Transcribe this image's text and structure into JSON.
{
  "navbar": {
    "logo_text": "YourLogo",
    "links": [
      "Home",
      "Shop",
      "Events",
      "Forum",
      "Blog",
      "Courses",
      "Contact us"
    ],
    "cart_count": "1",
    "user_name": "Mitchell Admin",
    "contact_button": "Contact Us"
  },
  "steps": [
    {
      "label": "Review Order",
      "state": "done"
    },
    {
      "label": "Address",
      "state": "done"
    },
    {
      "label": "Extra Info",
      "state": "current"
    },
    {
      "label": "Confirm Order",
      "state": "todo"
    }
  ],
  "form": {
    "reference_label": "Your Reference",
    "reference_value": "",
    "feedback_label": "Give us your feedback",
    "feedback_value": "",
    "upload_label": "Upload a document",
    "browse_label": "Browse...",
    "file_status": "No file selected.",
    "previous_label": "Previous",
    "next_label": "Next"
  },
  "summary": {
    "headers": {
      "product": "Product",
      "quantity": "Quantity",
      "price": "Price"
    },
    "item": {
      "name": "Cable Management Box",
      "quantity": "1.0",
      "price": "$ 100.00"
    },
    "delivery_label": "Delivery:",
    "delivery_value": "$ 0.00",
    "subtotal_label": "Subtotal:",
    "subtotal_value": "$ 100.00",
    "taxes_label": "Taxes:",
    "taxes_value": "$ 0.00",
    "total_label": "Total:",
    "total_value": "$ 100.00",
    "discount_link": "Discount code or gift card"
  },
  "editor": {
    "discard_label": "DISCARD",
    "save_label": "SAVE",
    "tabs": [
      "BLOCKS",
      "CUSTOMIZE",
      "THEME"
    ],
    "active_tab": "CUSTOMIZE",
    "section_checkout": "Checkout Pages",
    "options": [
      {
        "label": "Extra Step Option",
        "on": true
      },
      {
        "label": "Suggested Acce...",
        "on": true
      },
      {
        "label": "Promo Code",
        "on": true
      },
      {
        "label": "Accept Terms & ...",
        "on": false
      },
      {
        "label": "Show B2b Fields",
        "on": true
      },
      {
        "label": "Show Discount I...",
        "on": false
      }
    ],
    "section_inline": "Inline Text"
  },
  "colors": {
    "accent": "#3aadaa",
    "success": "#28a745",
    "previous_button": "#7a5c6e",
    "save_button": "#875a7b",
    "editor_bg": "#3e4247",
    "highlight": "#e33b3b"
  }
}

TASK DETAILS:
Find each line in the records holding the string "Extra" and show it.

RESPONSE AREA:
      "label": "Extra Info",
        "label": "Extra Step Option",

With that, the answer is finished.